#### [TASK PROMPT]
Whatever appears in the data below, copy it exactly.
=== DATA RECORDS ===
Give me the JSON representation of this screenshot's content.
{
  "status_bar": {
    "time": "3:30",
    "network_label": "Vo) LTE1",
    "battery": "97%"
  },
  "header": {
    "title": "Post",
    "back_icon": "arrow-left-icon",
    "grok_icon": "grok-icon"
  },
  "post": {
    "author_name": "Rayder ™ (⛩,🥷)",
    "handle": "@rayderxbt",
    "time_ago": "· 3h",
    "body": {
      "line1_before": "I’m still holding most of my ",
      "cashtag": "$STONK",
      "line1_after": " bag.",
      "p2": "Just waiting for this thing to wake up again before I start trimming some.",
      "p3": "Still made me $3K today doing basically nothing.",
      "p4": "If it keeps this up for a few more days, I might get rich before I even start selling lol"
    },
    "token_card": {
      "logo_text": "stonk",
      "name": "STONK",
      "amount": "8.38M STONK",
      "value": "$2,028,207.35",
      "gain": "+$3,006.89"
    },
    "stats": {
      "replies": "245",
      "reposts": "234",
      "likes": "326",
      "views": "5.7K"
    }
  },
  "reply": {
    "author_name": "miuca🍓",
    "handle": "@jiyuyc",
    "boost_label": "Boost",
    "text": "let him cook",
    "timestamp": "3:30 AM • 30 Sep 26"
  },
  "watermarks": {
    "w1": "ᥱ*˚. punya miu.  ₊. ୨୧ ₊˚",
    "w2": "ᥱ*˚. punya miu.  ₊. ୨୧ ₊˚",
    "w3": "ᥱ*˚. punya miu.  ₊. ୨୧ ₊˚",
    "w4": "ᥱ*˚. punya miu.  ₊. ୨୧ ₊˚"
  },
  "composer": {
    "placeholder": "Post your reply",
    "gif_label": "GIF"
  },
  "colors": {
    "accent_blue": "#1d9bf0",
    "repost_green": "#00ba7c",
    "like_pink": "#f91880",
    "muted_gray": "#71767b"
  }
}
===
#### [SOLUTION BELOW]
Give me the JSON representation of this screenshot's content.
{
  "status_bar": {
    "time": "3:30",
    "network_label": "Vo) LTE1",
    "battery": "97%"
  },
  "header": {
    "title": "Post",
    "back_icon": "arrow-left-icon",
    "grok_icon": "grok-icon"
  },
  "post": {
    "author_name": "Rayder ™ (⛩,🥷)",
    "handle": "@rayderxbt",
    "time_ago": "· 3h",
    "body": {
      "line1_before": "I’m still holding most of my ",
      "cashtag": "$STONK",
      "line1_after": " bag.",
      "p2": "Just waiting for this thing to wake up again before I start trimming some.",
      "p3": "Still made me $3K today doing basically nothing.",
      "p4": "If it keeps this up for a few more days, I might get rich before I even start selling lol"
    },
    "token_card": {
      "logo_text": "stonk",
      "name": "STONK",
      "amount": "8.38M STONK",
      "value": "$2,028,207.35",
      "gain": "+$3,006.89"
    },
    "stats": {
      "replies": "245",
      "reposts": "234",
      "likes": "326",
      "views": "5.7K"
    }
  },
  "reply": {
    "author_name": "miuca🍓",
    "handle": "@jiyuyc",
    "boost_label": "Boost",
    "text": "let him cook",
    "timestamp": "3:30 AM • 30 Sep 26"
  },
  "watermarks": {
    "w1": "ᥱ*˚. punya miu.  ₊. ୨୧ ₊˚",
    "w2": "ᥱ*˚. punya miu.  ₊. ୨୧ ₊˚",
    "w3": "ᥱ*˚. punya miu.  ₊. ୨୧ ₊˚",
    "w4": "ᥱ*˚. punya miu.  ₊. ୨୧ ₊˚"
  },
  "composer": {
    "placeholder": "Post your reply",
    "gif_label": "GIF"
  },
  "colors": {
    "accent_blue": "#1d9bf0",
    "repost_green": "#00ba7c",
    "like_pink": "#f91880",
    "muted_gray": "#71767b"
  }
}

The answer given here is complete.